I have written a lot in this blog.
Most of it is useless B.S to stroke my own ego and pad my resume, but some of it is actually pretty cool. Some of it has been predictions about the future of the entertainment industry, political arena or media business. Occasionally, I do actually have the testicular fortitude to put myself out there and call my shot a la Babe Ruth. And sometimes I am just a little ahead of the curve when it comes to certain things a la Heath Ledger's Joker (I will let you hash out all the similarities between the two).
So today I would like to look back of three entries of mine and see how the look from the perspective of the present. After all, things are always changing. Let's see if they hold up.
In this entry I imagined what Barack Obama's economic team would be like if they were an hour long drama on FOX. The thing that struck me about this entry is its timing. Say what you will about our President, but he certainly wasted no time in tackling the issue of the economy. I originally looked for this post in January and February. But it turns out, it was written all the way back in mid-November. Anyway, here is the outline for the second season of "The Economists"
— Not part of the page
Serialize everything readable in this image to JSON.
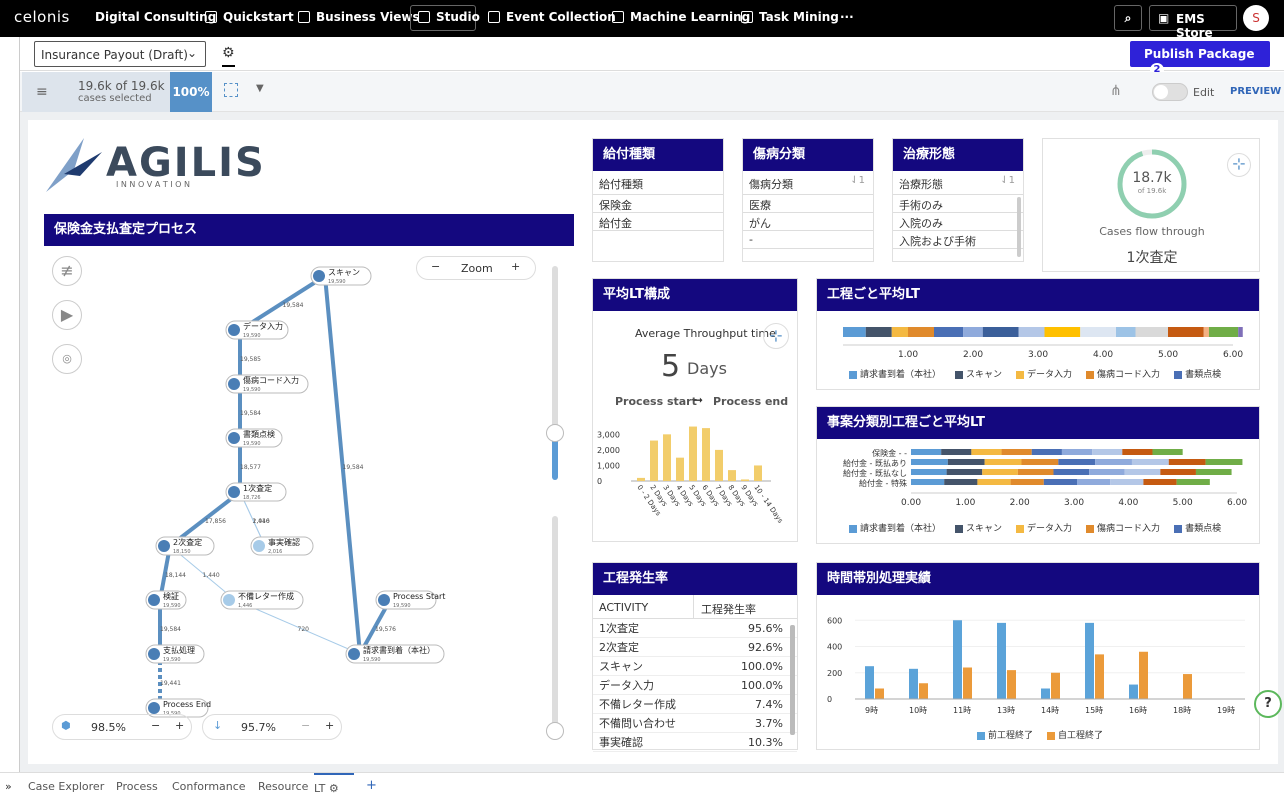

The season opens on Geithner, alone in his office, holding an unseen photograph and crying silently. We then get back to the action of him trying to fix the economy. But wait, where are the other Economists? That's the twist. Over several episodes we learn through flashbacks that they all gradually quit the team. Melody left him personally when she heard of his unpaid back-taxes-controversy (Sample dialogue "Tim, we are supposed to be fight the problem....not BEING the problem!!!"). And then she makes the move to a different department professionally. Christina Romer and Larry Summers try to console Tim but he finally becomes such a mess over the loss of Melody that they are forced to go back to their day jobs. The Economists are still fighting the bad economy, but they aren't fighting it together and it is hurting them. Finally, say around episode 7 or 8, Tim's life is placed in danger by T-Rexes attacking the White House. Hundreds of lives are lost and Tim and Melody lock themselves in a broom closet to avoid the inevitable. They reconnect romantically and professionally before Christina and Larry bust through the White House doors with an elite squad of T-Rex killers and save the day.
The Economists then go back to fighting the economy together....and ultimately fail miserably.
But that's not until Season 4.
In this entry (or part of this entry at least) I dreamed of a world in which we could synthetically replicate dog or cat meat so that we could see what they taste like without actually murdering the house-cat.
Looks like my dream is slowly becoming a reality.
Synthetic meat grown in labs now exists and it is called SHMEAT. Scientists have finally begun research and application on the process of growing meat in a lab. The problem is, they are growing boring stuff like poultry and steak. Science, you are missing a golden opportunity here! People don't want to eat synthetic chickens and cows! You know why? Because people like REALY chickens and REAL cows. If synthetic meat is going to be profitable then it has to be taboo, naughty meat.
The NPR article asks who would buy this synthetic meat. I certainly would...as long as it's dog meat.
And you can quote me on that.
And finally, we come to Borrower Beware. To my knowledge this is the first and last time I have ever written about the bailout. All the way back then it was a possibility for the auto industry to get their bailout, so that's what I wrote about. I was just trying to be a Good Samaritan and let the Auto industry know that all borrowed money comes with strings attached.
I guess I was wrong.
AIG proved once and for all that the money DID come without strings attached.
Their little exec-bonus "snafu" kind of proved to me what I suspected in the first place. We should have let them fail. Again, I know almost nothing about the economy. I know that I exchange currency for a good or service and that's about as far as my understanding goes. But I do know how capitalism works...or at least I thought I did. I thought Capitalism and Democracy was Freedom: the Freedom to succeed and the Freedom to fail as well.
I don't want to get too "political" here but the whole notion of a bailout still just confuses the hell out of me.
I don't feel anger towards AIG, however. More than anything, I feel a little bit of pity. They are like having a grandparent with dementia. You can try to help them or teach them otherwise all you want, but they are still going to do bizarre, nonsensical things.
The blast from the past has now ended. We can resume making ill-fated predictions about the future and making fun of politics/journalism/FOX.